(Interface dataset entries)
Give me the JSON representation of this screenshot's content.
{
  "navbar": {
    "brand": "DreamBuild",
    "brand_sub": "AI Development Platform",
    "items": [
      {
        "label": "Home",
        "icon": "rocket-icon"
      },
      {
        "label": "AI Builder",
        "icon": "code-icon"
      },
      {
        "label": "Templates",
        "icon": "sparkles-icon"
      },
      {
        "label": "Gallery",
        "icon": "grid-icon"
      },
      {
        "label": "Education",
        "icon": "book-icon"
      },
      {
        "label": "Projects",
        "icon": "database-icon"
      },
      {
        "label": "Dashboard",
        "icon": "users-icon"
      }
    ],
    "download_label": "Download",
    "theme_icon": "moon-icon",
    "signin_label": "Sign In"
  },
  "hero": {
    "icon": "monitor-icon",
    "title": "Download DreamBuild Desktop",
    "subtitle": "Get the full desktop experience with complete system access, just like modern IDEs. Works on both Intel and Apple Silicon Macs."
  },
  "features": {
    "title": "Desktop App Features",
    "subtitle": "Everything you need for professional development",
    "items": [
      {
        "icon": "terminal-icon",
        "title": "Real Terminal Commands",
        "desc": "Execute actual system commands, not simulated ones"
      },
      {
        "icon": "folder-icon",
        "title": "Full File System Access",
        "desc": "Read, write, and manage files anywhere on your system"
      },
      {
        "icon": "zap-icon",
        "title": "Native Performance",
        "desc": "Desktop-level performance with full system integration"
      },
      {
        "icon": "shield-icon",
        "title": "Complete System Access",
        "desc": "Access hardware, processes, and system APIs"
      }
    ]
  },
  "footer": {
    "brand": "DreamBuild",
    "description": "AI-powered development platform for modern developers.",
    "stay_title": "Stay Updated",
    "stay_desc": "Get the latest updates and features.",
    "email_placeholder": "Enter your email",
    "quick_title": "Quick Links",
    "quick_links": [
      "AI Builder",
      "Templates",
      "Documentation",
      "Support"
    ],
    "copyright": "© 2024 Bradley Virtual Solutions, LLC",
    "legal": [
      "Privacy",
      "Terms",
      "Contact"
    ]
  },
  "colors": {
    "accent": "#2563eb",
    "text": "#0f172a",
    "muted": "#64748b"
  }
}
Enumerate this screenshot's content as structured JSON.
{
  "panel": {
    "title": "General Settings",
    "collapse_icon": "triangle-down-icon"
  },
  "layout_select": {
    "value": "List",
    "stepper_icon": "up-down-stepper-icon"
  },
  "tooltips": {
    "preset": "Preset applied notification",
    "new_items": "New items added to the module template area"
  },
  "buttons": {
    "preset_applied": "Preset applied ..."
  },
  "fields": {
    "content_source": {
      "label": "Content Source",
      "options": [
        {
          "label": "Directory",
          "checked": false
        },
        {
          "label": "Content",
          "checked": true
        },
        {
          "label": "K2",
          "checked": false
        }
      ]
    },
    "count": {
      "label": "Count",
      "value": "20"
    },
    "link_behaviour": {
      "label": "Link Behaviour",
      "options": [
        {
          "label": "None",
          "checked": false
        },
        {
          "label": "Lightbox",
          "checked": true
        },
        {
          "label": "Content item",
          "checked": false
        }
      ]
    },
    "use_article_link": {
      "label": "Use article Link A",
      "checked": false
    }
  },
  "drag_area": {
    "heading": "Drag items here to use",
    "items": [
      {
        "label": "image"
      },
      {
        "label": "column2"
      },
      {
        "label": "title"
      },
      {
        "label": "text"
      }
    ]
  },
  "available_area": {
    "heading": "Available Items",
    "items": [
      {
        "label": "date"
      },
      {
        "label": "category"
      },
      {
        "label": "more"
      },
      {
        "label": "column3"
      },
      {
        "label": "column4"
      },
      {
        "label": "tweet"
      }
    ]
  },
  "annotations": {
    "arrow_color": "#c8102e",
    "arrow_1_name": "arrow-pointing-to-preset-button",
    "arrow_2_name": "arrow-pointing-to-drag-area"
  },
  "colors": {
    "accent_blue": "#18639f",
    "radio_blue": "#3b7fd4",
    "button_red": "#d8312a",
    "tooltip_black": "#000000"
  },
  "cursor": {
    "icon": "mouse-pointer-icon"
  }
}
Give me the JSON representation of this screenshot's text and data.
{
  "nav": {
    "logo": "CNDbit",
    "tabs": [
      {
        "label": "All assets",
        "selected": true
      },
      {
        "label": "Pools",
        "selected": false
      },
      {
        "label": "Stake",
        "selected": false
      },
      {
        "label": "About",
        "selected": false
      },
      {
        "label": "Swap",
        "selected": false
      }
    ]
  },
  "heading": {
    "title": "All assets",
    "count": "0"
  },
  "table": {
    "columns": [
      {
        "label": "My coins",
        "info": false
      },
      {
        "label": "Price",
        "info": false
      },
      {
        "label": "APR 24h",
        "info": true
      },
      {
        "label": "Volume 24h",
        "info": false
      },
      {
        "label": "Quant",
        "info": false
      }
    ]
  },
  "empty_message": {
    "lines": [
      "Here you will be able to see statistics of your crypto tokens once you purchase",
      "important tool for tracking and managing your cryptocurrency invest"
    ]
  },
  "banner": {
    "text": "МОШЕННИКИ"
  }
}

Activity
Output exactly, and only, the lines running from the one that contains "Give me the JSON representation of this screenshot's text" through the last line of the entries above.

Your solution
Give me the JSON representation of this screenshot's text and data.
{
  "nav": {
    "logo": "CNDbit",
    "tabs": [
      {
        "label": "All assets",
        "selected": true
      },
      {
        "label": "Pools",
        "selected": false
      },
      {
        "label": "Stake",
        "selected": false
      },
      {
        "label": "About",
        "selected": false
      },
      {
        "label": "Swap",
        "selected": false
      }
    ]
  },
  "heading": {
    "title": "All assets",
    "count": "0"
  },
  "table": {
    "columns": [
      {
        "label": "My coins",
        "info": false
      },
      {
        "label": "Price",
        "info": false
      },
      {
        "label": "APR 24h",
        "info": true
      },
      {
        "label": "Volume 24h",
        "info": false
      },
      {
        "label": "Quant",
        "info": false
      }
    ]
  },
  "empty_message": {
    "lines": [
      "Here you will be able to see statistics of your crypto tokens once you purchase",
      "important tool for tracking and managing your cryptocurrency invest"
    ]
  },
  "banner": {
    "text": "МОШЕННИКИ"
  }
}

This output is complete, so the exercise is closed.